DDTC notes that in FY 2019 it initiated the first-ever series of joint end-use monitoring checks with the Department of Defense and completed the first tranche of Blue Lantern visits tailored to assess the risk of diversion of U.S. defense articles due to the acquisition of foreign companies by entities that pose a potential enhanced risk of diversion.
According to the report, in FY 2019 the Blue Lantern program initiated 187 checks in more than 40 countries, down from 466 in more than 70 countries the year before. Europe accounted for the largest share of these initiations at 32 percent (up from 14 percent), followed by East Asia and the Pacific at 20.2 percent (down from 43 percent), the Western Hemisphere at 16.2 percent (up from 7 percent), the Near East at 9.2 percent (up from 2 percent), South/Central Asia at 3 percent (unchanged), and Africa at 1.8 percent (down from 20 percent).
Of the 181 Blue Lantern cases closed in FY 2019 (down from 585), 101 (55.8 percent, up from 29 percent) were determined to be unfavorable. Africa had the highest rate of unfavorable checks at 93.3 percent (up from 41 percent), followed by East Asia and the Pacific at 58.8 percent (up from 5 percent), the Near East at 47.1 percent (up from 46 percent), South/Central Asia at 25 percent (down from 81 percent), Europe at 16.7 percent (down from 32 percent), and the Western Hemisphere at 8.3 percent (down from 32 percent).
The report states that the leading cause of an unfavorable finding in FY 2019 (40 cases, down from 52) was derogatory information/foreign party deemed unreliable recipient. Other reasons include unlicensed party (22, up from 12), inability to confirm an order or receipt of goods (13, down from 54), unauthorized reexports/retransfers (5, up from 3), foreign party uncooperative or failing to respond to an end-use check (4, down from 68), inability to confirm existence of foreign party (1, down from 3), and lack of secure storage facilities (1, down from 7). No instances of indications of potential or actual diversion were documented.
Finally, the report notes that unfavorable cases resulted in DDTC recommending denial, removal of an entity, or return without action on more than 130 license applications, up from 57. Eight were referred to Defense Trade Controls Compliance (down from nine).

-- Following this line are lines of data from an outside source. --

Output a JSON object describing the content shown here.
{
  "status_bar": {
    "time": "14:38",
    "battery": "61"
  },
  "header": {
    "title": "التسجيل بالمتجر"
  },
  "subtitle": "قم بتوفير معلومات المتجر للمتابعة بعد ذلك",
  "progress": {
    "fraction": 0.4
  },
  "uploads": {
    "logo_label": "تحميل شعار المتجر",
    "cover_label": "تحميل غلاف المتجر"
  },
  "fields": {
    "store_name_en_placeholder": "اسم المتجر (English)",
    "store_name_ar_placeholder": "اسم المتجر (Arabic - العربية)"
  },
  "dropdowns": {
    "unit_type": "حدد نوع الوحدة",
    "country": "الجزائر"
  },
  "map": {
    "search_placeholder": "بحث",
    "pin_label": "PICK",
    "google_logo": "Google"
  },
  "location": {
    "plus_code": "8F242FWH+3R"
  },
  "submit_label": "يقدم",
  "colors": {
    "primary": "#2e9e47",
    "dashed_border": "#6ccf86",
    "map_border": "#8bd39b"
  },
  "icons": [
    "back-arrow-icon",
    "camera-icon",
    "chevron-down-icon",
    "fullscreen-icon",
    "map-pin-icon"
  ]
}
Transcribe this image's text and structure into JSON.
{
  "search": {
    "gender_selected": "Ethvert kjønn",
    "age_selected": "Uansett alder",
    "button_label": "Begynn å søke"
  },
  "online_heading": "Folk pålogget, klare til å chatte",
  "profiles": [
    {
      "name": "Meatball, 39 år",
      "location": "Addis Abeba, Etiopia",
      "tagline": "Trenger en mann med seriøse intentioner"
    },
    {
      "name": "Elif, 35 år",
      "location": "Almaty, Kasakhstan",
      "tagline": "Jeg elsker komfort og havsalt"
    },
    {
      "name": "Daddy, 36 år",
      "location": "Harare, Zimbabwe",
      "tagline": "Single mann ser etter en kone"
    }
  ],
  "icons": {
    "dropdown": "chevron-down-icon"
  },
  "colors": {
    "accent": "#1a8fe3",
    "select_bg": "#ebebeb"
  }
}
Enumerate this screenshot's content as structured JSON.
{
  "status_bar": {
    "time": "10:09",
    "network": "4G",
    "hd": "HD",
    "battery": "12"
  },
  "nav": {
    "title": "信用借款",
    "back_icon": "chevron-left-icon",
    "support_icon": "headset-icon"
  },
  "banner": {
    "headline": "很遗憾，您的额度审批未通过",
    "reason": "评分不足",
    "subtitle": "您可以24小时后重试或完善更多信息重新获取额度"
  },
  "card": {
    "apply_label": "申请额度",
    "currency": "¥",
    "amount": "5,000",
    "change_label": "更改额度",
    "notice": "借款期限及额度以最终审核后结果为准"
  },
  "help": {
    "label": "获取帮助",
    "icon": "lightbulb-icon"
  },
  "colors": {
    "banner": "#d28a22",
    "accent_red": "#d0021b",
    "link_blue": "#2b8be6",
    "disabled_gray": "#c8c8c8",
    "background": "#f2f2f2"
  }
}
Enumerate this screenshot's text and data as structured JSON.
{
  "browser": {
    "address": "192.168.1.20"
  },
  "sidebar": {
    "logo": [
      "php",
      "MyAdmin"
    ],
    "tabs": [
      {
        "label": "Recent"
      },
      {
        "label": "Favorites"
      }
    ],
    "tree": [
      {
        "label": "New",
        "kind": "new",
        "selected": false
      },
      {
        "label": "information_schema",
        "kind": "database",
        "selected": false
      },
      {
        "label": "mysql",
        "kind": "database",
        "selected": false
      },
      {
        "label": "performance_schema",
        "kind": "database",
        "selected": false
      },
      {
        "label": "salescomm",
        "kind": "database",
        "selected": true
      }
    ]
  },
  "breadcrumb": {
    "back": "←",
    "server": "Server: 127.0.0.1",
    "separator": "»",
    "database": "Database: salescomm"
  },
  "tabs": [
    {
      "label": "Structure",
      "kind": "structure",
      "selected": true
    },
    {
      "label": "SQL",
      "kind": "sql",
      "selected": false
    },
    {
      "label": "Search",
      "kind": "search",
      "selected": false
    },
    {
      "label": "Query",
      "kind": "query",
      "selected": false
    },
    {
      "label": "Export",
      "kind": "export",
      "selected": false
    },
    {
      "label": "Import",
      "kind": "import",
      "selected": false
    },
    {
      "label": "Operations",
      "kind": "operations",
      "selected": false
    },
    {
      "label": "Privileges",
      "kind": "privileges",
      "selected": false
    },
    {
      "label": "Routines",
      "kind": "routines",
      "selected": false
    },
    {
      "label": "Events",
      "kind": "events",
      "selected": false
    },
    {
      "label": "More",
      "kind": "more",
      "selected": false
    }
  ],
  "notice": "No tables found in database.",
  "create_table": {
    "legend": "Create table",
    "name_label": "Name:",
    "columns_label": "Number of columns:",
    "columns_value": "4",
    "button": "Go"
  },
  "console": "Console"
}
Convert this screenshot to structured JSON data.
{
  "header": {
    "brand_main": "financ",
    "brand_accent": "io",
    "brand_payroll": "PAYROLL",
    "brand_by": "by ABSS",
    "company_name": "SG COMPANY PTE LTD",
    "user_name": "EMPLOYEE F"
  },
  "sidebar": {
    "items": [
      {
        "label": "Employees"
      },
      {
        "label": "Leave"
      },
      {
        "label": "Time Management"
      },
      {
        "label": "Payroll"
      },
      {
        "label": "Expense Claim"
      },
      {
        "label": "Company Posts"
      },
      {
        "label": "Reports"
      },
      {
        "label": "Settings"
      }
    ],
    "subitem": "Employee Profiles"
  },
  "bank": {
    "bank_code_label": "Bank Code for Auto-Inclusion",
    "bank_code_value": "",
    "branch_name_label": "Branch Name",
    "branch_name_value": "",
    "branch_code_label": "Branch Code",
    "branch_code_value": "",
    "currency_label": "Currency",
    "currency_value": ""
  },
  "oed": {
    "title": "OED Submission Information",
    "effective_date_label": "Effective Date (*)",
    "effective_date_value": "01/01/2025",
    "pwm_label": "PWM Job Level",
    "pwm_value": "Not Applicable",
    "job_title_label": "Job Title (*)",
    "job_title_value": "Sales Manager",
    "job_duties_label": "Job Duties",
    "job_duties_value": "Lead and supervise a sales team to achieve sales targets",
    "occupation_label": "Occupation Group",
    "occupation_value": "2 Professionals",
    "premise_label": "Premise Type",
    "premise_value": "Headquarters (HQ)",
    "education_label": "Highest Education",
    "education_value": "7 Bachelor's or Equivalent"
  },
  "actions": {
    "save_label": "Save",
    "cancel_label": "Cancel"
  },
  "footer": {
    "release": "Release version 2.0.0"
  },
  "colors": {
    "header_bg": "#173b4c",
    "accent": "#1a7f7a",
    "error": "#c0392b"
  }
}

For more information on defense export issues, please contact Kristine Pirnia.